An ability to work as part of a team Nurses need to be able to work as part of a large, multi-disciplinary team, comprising doctors, pharmacists, secretarial staff and many other professionals. An ability to stay calm in emotionally charged situations
Nurses must keep a calm head in a crisis and be able to put patients at ease.
Entry requirements for nursing
To work as a nurse in the NHS, it is essential for an individual to hold a degree in nursing. Once a student has completed their degree, they can register with the Nursing and Midwifery Council (NMC). To study for a degree, around five GCSE passes will be required and two A levels. All applicants must demonstrate high levels of literacy and numeracy and be of good character.
Branches of nursing
Pre-registration nursing degree programmes are offered in four different branches of nursing: adult nursing, paediatric nursing, learning disability nursing, and mental health nursing. A prospective nurse must decide on the branch they wish to train for before choosing their course.

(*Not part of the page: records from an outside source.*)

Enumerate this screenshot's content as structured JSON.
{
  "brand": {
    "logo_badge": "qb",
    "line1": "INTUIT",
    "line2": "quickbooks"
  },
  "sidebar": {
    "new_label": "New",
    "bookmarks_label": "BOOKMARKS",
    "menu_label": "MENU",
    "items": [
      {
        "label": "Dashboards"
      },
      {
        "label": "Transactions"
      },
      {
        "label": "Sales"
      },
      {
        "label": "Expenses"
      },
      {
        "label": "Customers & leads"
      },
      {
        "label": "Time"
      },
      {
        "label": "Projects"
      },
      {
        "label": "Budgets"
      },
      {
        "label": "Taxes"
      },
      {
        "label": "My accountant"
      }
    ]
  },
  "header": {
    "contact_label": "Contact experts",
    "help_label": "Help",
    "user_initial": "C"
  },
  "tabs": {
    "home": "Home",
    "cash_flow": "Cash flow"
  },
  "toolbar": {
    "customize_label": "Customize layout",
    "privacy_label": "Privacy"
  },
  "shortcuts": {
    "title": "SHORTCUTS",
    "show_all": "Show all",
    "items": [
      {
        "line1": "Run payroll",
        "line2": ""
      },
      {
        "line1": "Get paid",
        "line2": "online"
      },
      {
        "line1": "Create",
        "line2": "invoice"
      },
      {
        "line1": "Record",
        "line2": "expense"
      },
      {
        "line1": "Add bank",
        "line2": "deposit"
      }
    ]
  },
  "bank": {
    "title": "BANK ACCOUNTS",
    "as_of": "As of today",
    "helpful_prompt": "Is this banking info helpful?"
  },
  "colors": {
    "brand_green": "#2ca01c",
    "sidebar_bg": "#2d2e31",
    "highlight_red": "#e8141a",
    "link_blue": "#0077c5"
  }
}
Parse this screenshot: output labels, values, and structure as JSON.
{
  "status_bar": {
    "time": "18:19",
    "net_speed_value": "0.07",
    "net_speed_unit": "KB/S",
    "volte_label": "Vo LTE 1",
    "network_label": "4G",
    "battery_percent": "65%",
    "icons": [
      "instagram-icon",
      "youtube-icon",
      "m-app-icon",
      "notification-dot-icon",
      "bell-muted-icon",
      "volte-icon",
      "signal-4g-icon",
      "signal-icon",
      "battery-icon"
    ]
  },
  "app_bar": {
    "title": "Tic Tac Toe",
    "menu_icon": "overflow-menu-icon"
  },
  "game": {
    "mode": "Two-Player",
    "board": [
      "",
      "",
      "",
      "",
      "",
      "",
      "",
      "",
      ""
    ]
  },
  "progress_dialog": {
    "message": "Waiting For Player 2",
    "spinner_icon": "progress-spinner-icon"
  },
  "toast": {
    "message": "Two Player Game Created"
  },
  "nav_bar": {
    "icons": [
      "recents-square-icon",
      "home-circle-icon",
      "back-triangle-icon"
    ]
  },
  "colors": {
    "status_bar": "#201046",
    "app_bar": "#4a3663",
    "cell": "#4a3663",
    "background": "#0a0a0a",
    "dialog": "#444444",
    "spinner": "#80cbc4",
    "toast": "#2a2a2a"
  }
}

All nursing degrees consist of Common Foundation Programmes (CFP). These programmes provide students with the knowledge and skills they require, regardless of the branch of nursing they have chosen. CFP last for one year. Following the CFP, an individual will be able to specialise in their chosen area. Specialist training will take place over two years, meaning that a nursing degree will take three years to complete if studied full-time. It is possible to study nursing part-time, should a student choose to do this. A pre-registration nursing degree comprises of both theoretical nursing knowledge and supervised nursing practice. Supervised nursing practice makes up 50 per cent of the programme and is conducted in a suitable work environment.